Carl Phillips reanimates the darkness and silence of the stories that imperceptibly shape us. Trained as a classicist at Harvard and the University of Massachusetts, Phillips plumbs human myths and social narratives in order to explore what Booklist has called “the tension between love, belief, and reason.” With irreverent intelligence and rigorous formality, his poems make the mythical resonate at a modern and human frequency. “Myths are unsheathed and glisten,” writes the poet and critic J.D. McClatchy. “History is held and pondered. Violence shimmers, desires are silhouetted against the light of love and death.”

Phillips’s tightly-controlled poems are studies in deliberate contrast: grounding abstract language with visceral and evocative imagery; enlisting the broad landscape of history and mythology as the staging ground for considerations of contemporary life; making space for the consideration of desire, intimacy, faith, and resistance among an epic formality. Writes The Chicago Tribune, “Phillips is a poet unafraid to address the oldest lyric concerns: how to sing the beloved, how to sing his passing, how to honor the unruly, demanding ethic of love. His poems are acts of attention; their exquisite observations render the world a space for epiphanic encounter.”

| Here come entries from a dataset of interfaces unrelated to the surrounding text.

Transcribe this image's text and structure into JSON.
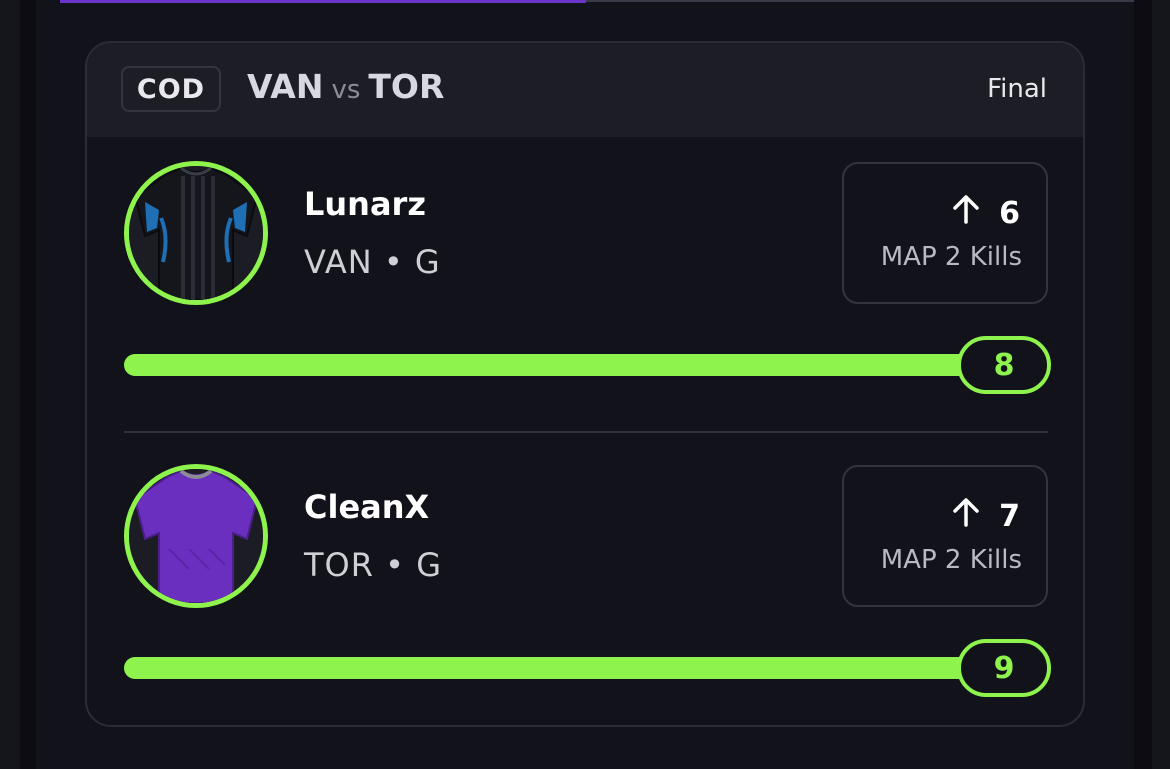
{
  "header": {
    "sport": "COD",
    "home": "VAN",
    "vs": "vs",
    "away": "TOR",
    "status": "Final"
  },
  "players": [
    {
      "name": "Lunarz",
      "team": "VAN",
      "separator": "•",
      "position": "G",
      "direction": "up",
      "line": "6",
      "stat_label": "MAP 2 Kills",
      "actual": "8",
      "progress": 1.0,
      "jersey": "black-blue",
      "jersey_colors": [
        "#14161c",
        "#1f6fb5"
      ]
    },
    {
      "name": "CleanX",
      "team": "TOR",
      "separator": "•",
      "position": "G",
      "direction": "up",
      "line": "7",
      "stat_label": "MAP 2 Kills",
      "actual": "9",
      "progress": 1.0,
      "jersey": "purple",
      "jersey_colors": [
        "#6b2fc0",
        "#4a1f8a"
      ]
    }
  ],
  "colors": {
    "accent_green": "#8ef34d",
    "brand_purple": "#6a33c9",
    "card_bg": "#12121a",
    "header_bg": "#1d1d26"
  }
}
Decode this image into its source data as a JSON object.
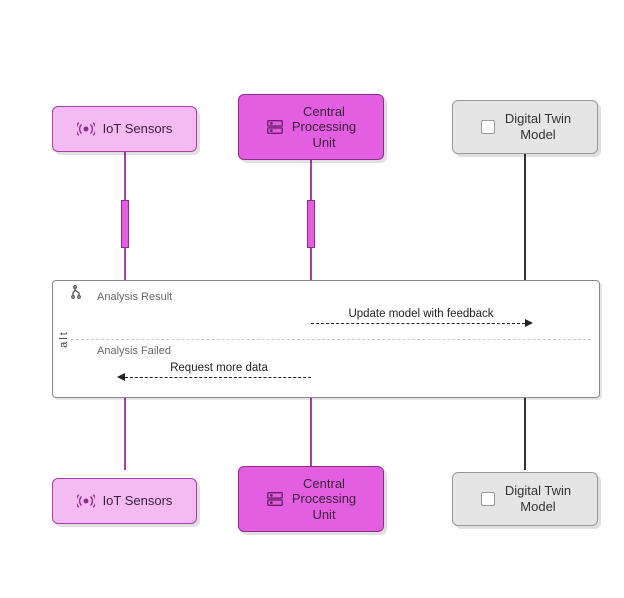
{
  "actors": {
    "sensors": {
      "label": "IoT Sensors",
      "icon": "signal-icon"
    },
    "cpu": {
      "label": "Central\nProcessing\nUnit",
      "icon": "server-icon"
    },
    "twin": {
      "label": "Digital Twin\nModel",
      "icon": "square-icon"
    }
  },
  "alt": {
    "tag": "alt",
    "branch1": {
      "condition": "Analysis Result",
      "message": "Update model with feedback"
    },
    "branch2": {
      "condition": "Analysis Failed",
      "message": "Request more data"
    }
  }
}
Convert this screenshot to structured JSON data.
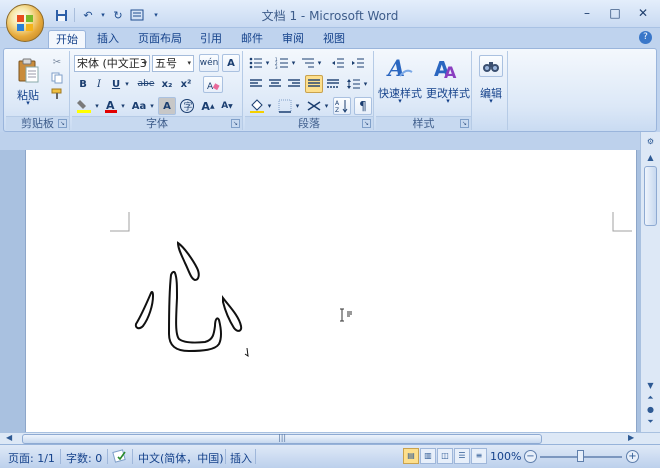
{
  "window": {
    "title": "文档 1 - Microsoft Word",
    "minimize": "–",
    "maximize": "□",
    "close": "✕"
  },
  "tabs": [
    {
      "label": "开始",
      "active": true
    },
    {
      "label": "插入"
    },
    {
      "label": "页面布局"
    },
    {
      "label": "引用"
    },
    {
      "label": "邮件"
    },
    {
      "label": "审阅"
    },
    {
      "label": "视图"
    }
  ],
  "clipboard": {
    "paste_label": "粘贴",
    "group_label": "剪贴板"
  },
  "font": {
    "font_name": "宋体 (中文正3",
    "font_size": "五号",
    "bold": "B",
    "italic": "I",
    "underline": "U",
    "strike": "abe",
    "subscript": "x₂",
    "superscript": "x²",
    "font_color": "A",
    "change_case": "Aa",
    "char_shading": "A",
    "enclose": "㊟",
    "grow": "A",
    "shrink": "A",
    "group_label": "字体"
  },
  "paragraph": {
    "group_label": "段落"
  },
  "styles": {
    "quick_styles": "快速样式",
    "change_styles": "更改样式",
    "group_label": "样式"
  },
  "editing": {
    "label": "编辑"
  },
  "status": {
    "page": "页面: 1/1",
    "words": "字数: 0",
    "language": "中文(简体，中国)",
    "mode": "插入",
    "zoom": "100%"
  },
  "colors": {
    "highlight": "#ffff00",
    "font_color": "#e30000",
    "ribbon_bg": "#dce8f7",
    "frame": "#bfd3ee"
  }
}
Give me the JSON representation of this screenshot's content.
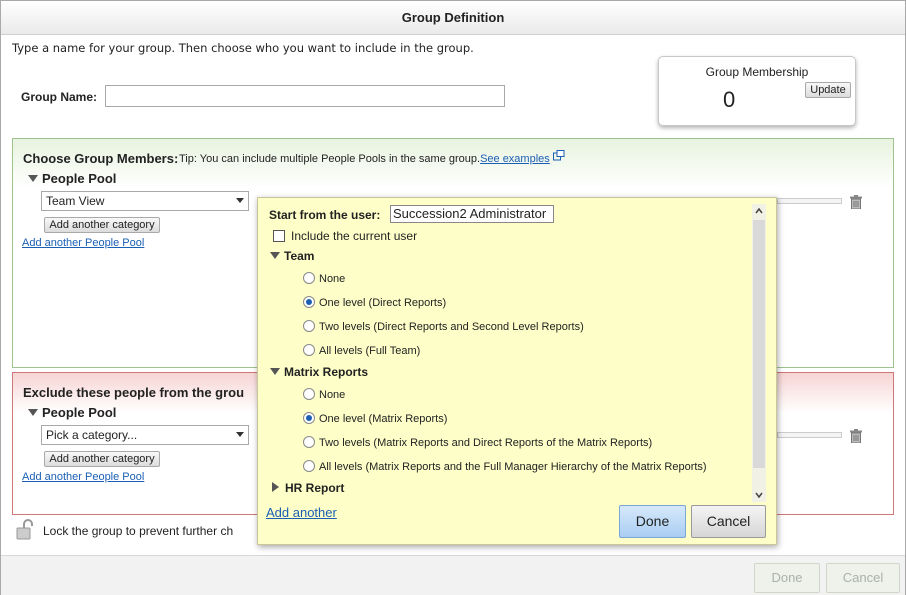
{
  "dialog": {
    "title": "Group Definition"
  },
  "intro": "Type a name for your group. Then choose who you want to include in the group.",
  "group_name": {
    "label": "Group Name:",
    "value": ""
  },
  "membership": {
    "label": "Group Membership",
    "count": "0",
    "update_label": "Update"
  },
  "include": {
    "title": "Choose Group Members:",
    "tip_text": "Tip: You can include multiple People Pools in the same group.",
    "tip_link": "See examples",
    "pool_label": "People Pool",
    "category_value": "Team View",
    "add_category": "Add another category",
    "add_pool": "Add another People Pool"
  },
  "exclude": {
    "title": "Exclude these people from the grou",
    "pool_label": "People Pool",
    "category_value": "Pick a category...",
    "add_category": "Add another category",
    "add_pool": "Add another People Pool"
  },
  "lock_text": "Lock the group to prevent further ch",
  "footer": {
    "done": "Done",
    "cancel": "Cancel"
  },
  "popup": {
    "start_label": "Start from the user:",
    "start_value": "Succession2 Administrator",
    "include_current": "Include the current user",
    "team": {
      "label": "Team",
      "options": [
        "None",
        "One level (Direct Reports)",
        "Two levels (Direct Reports and Second Level Reports)",
        "All levels (Full Team)"
      ],
      "selected": 1
    },
    "matrix": {
      "label": "Matrix Reports",
      "options": [
        "None",
        "One level (Matrix Reports)",
        "Two levels (Matrix Reports and Direct Reports of the Matrix Reports)",
        "All levels (Matrix Reports and the Full Manager Hierarchy of the Matrix Reports)"
      ],
      "selected": 1
    },
    "hr_report": "HR Report",
    "add_another": "Add another",
    "done": "Done",
    "cancel": "Cancel"
  }
}
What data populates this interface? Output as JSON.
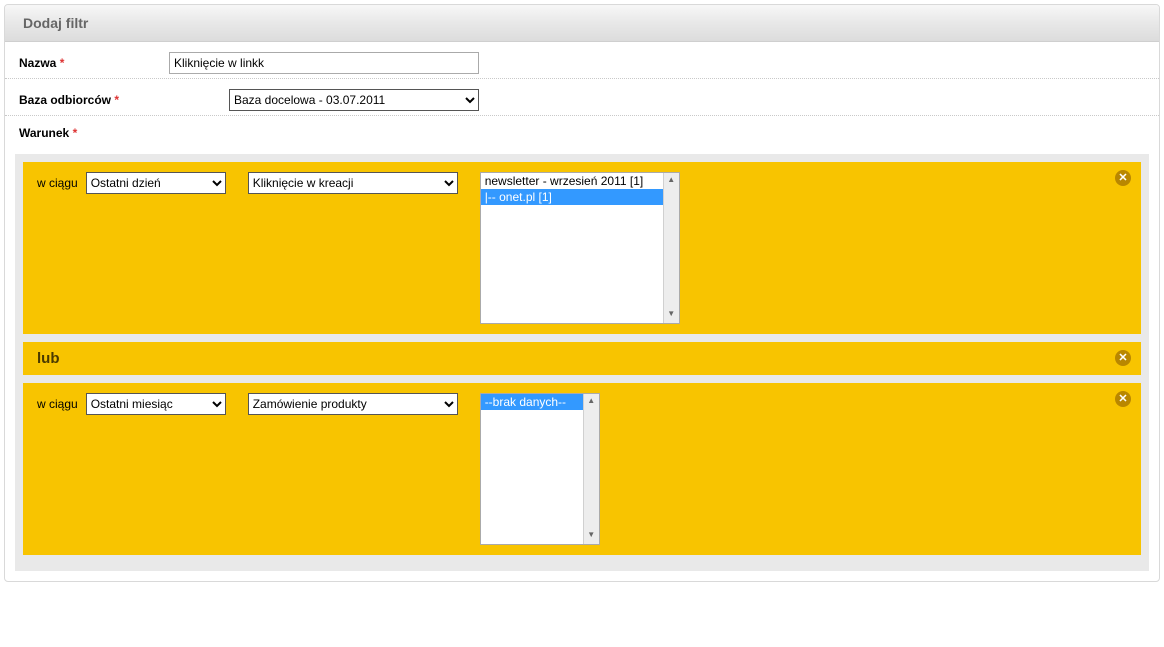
{
  "header": {
    "title": "Dodaj filtr"
  },
  "form": {
    "name": {
      "label": "Nazwa",
      "value": "Kliknięcie w linkk"
    },
    "base": {
      "label": "Baza odbiorców",
      "value": "Baza docelowa - 03.07.2011"
    },
    "condition_label": "Warunek"
  },
  "or_label": "lub",
  "w_ciagu_label": "w ciągu",
  "remove_glyph": "✕",
  "conditions": [
    {
      "time": "Ostatni dzień",
      "event": "Kliknięcie w kreacji",
      "list": {
        "width": "normal",
        "items": [
          {
            "text": "newsletter - wrzesień 2011 [1]",
            "selected": false
          },
          {
            "text": "|-- onet.pl [1]",
            "selected": true
          }
        ]
      }
    },
    {
      "time": "Ostatni miesiąc",
      "event": "Zamówienie produkty",
      "list": {
        "width": "narrow",
        "items": [
          {
            "text": "--brak danych--",
            "selected": true
          }
        ]
      }
    }
  ]
}
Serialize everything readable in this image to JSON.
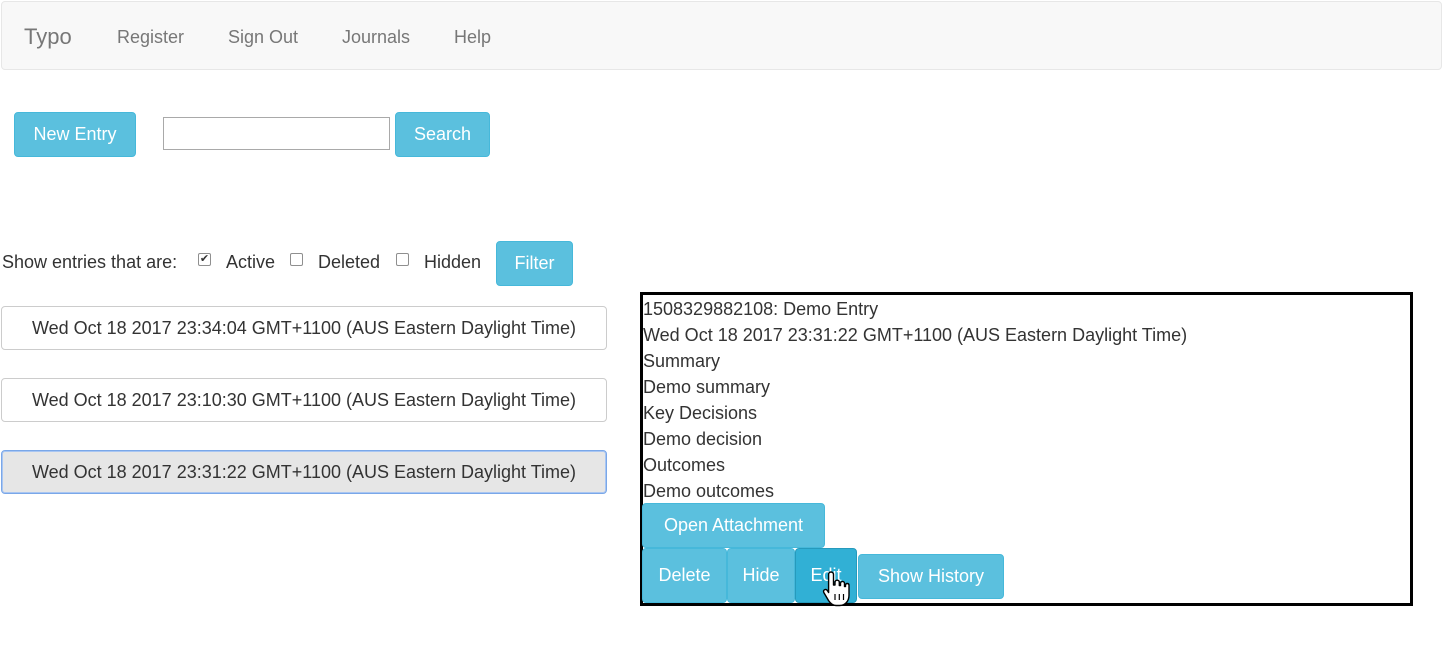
{
  "navbar": {
    "brand": "Typo",
    "links": [
      "Register",
      "Sign Out",
      "Journals",
      "Help"
    ]
  },
  "toolbar": {
    "new_entry_label": "New Entry",
    "search_value": "",
    "search_label": "Search"
  },
  "filter": {
    "prompt": "Show entries that are:",
    "options": [
      {
        "label": "Active",
        "checked": true
      },
      {
        "label": "Deleted",
        "checked": false
      },
      {
        "label": "Hidden",
        "checked": false
      }
    ],
    "button_label": "Filter"
  },
  "entries": [
    {
      "label": "Wed Oct 18 2017 23:34:04 GMT+1100 (AUS Eastern Daylight Time)",
      "selected": false
    },
    {
      "label": "Wed Oct 18 2017 23:10:30 GMT+1100 (AUS Eastern Daylight Time)",
      "selected": false
    },
    {
      "label": "Wed Oct 18 2017 23:31:22 GMT+1100 (AUS Eastern Daylight Time)",
      "selected": true
    }
  ],
  "detail": {
    "title": "1508329882108: Demo Entry",
    "date": "Wed Oct 18 2017 23:31:22 GMT+1100 (AUS Eastern Daylight Time)",
    "summary_heading": "Summary",
    "summary": "Demo summary",
    "decisions_heading": "Key Decisions",
    "decisions": "Demo decision",
    "outcomes_heading": "Outcomes",
    "outcomes": "Demo outcomes",
    "open_attachment_label": "Open Attachment",
    "delete_label": "Delete",
    "hide_label": "Hide",
    "edit_label": "Edit",
    "show_history_label": "Show History"
  },
  "colors": {
    "button": "#5bc0de",
    "button_active": "#31b0d5",
    "navbar_bg": "#f8f8f8"
  },
  "icons": {
    "pointer": "hand-pointer-icon",
    "check": "checkmark-icon"
  }
}
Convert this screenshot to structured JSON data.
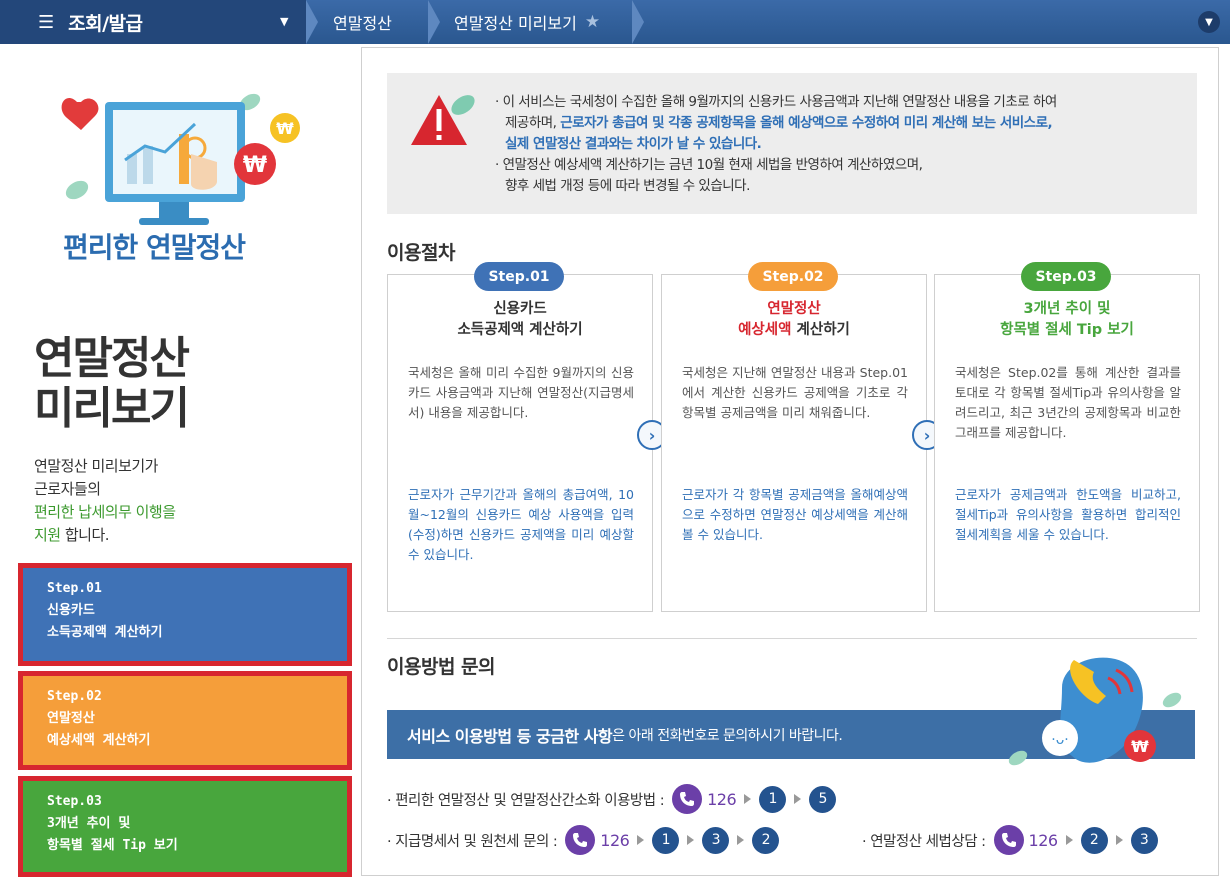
{
  "header": {
    "menu_icon": "hamburger-icon",
    "menu_title": "조회/발급",
    "breadcrumb": [
      "연말정산",
      "연말정산 미리보기"
    ],
    "colors": {
      "bar": "#2f5f9c",
      "menu": "#23477a"
    }
  },
  "sidebar": {
    "brand": "편리한 연말정산",
    "title_line1": "연말정산",
    "title_line2": "미리보기",
    "desc_line1": "연말정산 미리보기가",
    "desc_line2": "근로자들의",
    "desc_green1": "편리한 납세의무 이행을",
    "desc_green2": "지원",
    "desc_tail": " 합니다.",
    "steps": [
      {
        "l1": "Step.01",
        "l2": "신용카드",
        "l3": "소득공제액 계산하기"
      },
      {
        "l1": "Step.02",
        "l2": "연말정산",
        "l3": "예상세액 계산하기"
      },
      {
        "l1": "Step.03",
        "l2": "3개년 추이 및",
        "l3": "항목별 절세 Tip 보기"
      }
    ]
  },
  "notice": {
    "p1_a": "· 이 서비스는 국세청이 수집한 올해 9월까지의 신용카드 사용금액과 지난해 연말정산 내용을 기초로 하여",
    "p1_b": "제공하며, ",
    "p1_blue1": "근로자가 총급여 및 각종 공제항목을 올해 예상액으로 수정하여 미리 계산해 보는 서비스로,",
    "p1_blue2": "실제 연말정산 결과와는 차이가 날 수 있습니다.",
    "p2_a": "· 연말정산 예상세액 계산하기는 금년 10월 현재 세법을 반영하여 계산하였으며,",
    "p2_b": "향후 세법 개정 등에 따라 변경될 수 있습니다."
  },
  "procedure": {
    "title": "이용절차",
    "cards": [
      {
        "badge": "Step.01",
        "title_pre": "신용카드",
        "title_post": "소득공제액 계산하기",
        "body": "국세청은 올해 미리 수집한 9월까지의 신용카드 사용금액과 지난해 연말정산(지급명세서) 내용을 제공합니다.",
        "note": "근로자가 근무기간과 올해의 총급여액, 10월~12월의 신용카드 예상 사용액을 입력(수정)하면 신용카드 공제액을 미리 예상할 수 있습니다."
      },
      {
        "badge": "Step.02",
        "title_pre": "연말정산",
        "title_pre2": "예상세액",
        "title_post": " 계산하기",
        "body": "국세청은 지난해 연말정산 내용과 Step.01에서 계산한 신용카드 공제액을 기초로 각 항목별 공제금액을 미리 채워줍니다.",
        "note": "근로자가 각 항목별 공제금액을 올해예상액으로 수정하면 연말정산 예상세액을 계산해 볼 수 있습니다."
      },
      {
        "badge": "Step.03",
        "title_pre": "3개년 추이 및",
        "title_post": "항목별 절세 Tip 보기",
        "body": "국세청은 Step.02를 통해 계산한 결과를 토대로 각 항목별 절세Tip과 유의사항을 알려드리고, 최근 3년간의 공제항목과 비교한 그래프를 제공합니다.",
        "note": "근로자가 공제금액과 한도액을 비교하고, 절세Tip과 유의사항을 활용하면 합리적인 절세계획을 세울 수 있습니다."
      }
    ],
    "badge_colors": [
      "#3f72b6",
      "#f59e3a",
      "#48a63d"
    ]
  },
  "inquiry": {
    "title": "이용방법 문의",
    "banner_hl": "서비스 이용방법 등 궁금한 사항",
    "banner_rest": "은 아래 전화번호로 문의하시기 바랍니다.",
    "line1_label": "· 편리한 연말정산 및 연말정산간소화 이용방법 :",
    "line2_label": "· 지급명세서 및 원천세 문의 :",
    "line3_label": "· 연말정산 세법상담 :",
    "phone": "126",
    "line1_seq": [
      "1",
      "5"
    ],
    "line2_seq": [
      "1",
      "3",
      "2"
    ],
    "line3_seq": [
      "2",
      "3"
    ]
  }
}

The author of seven books of poetry, Phillips’s many awards include a Guggenheim Fellowship, two Pushcart Prizes, the Academy of American Poets Prize, and membership in the American Academy of Arts and Sciences. His poems, essays and translations have appeared in such journals as The Nation, The Paris Review and The Yale Review. His most recent collection, The Rest of Love, was a finalist for the 2004 National Book Award. He is a professor of English and African and African American Studies at Washington University in St. Louis.


Poems by Carl Phillips



Sudden Scattering of Leaves, All Gold




    Poetry Center Reading:
    Spring 2005